Raffle tickets for $1 each, free munchies and discounts on menu items and adult beverages will be offered all day long, as well as those white teddy bears bearing Bri's name, on sale for $10 -- and $8 of that for every bear sold will go toward the van fund.
Rock-and-roll musician Jason Gordon will perform beginning at 8 p.m. The raffle drawings will take place at 6 p.m. and after the Gordon's first set, around 9 or 9:30 p.m.
Prizes will include gift certificates to numerous local businesses, including event sponsors Angler's Inn, Chaser's, 1876 Inn, The Lumberyard and the Lovely County Citizen, as well as items such as a nice leather vest, grills and other new items that were donated. Donations and sponsors are still needed; to donate call Kevin Ratkovich at 815-210-1935 or email him at firstname.lastname@example.org.

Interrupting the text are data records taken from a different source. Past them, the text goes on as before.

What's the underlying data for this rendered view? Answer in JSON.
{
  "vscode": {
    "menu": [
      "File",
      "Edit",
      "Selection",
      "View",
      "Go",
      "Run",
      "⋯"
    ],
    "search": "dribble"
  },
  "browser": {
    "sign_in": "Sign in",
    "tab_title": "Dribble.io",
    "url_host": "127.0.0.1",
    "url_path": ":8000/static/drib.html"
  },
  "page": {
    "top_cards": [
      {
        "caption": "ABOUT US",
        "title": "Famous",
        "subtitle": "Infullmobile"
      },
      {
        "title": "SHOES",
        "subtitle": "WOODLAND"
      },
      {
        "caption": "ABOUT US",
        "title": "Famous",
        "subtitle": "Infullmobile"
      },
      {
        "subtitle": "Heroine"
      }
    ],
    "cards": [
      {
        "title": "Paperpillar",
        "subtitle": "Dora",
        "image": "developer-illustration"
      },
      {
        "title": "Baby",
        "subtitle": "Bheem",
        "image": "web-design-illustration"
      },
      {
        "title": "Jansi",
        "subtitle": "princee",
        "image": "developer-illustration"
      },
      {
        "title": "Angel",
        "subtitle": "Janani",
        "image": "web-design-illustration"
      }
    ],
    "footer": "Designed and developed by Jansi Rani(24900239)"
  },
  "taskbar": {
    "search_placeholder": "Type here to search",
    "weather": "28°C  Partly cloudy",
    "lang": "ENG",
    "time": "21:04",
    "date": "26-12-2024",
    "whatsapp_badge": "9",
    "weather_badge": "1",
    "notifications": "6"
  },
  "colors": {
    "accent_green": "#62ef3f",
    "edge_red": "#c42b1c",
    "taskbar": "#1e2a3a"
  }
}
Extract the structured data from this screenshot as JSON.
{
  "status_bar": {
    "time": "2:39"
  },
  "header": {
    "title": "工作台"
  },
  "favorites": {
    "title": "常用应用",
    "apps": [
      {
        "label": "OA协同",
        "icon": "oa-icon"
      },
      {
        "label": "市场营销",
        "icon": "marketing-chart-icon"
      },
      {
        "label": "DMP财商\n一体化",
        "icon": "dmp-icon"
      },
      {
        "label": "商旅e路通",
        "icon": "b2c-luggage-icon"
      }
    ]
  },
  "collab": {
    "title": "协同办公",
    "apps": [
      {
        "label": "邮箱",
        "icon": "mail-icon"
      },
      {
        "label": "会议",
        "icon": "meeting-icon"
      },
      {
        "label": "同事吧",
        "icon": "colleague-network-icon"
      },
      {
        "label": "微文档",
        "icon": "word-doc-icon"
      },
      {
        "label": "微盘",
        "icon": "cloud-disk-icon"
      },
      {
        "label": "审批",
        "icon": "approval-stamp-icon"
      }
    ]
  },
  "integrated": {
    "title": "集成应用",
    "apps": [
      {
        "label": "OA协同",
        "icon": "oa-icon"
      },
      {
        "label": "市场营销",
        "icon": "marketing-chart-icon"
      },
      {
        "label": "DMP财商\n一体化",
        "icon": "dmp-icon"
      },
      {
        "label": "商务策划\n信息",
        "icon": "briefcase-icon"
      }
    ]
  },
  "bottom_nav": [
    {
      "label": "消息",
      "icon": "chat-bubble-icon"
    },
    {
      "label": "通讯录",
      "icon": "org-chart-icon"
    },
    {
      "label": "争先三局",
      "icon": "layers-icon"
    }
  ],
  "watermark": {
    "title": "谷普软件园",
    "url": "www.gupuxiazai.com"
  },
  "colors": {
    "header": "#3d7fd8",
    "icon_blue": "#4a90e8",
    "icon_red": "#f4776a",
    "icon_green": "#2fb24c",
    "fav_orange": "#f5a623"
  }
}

For more information or to RSVP to the event, search for "She Needs A Ride Too" on Facebook.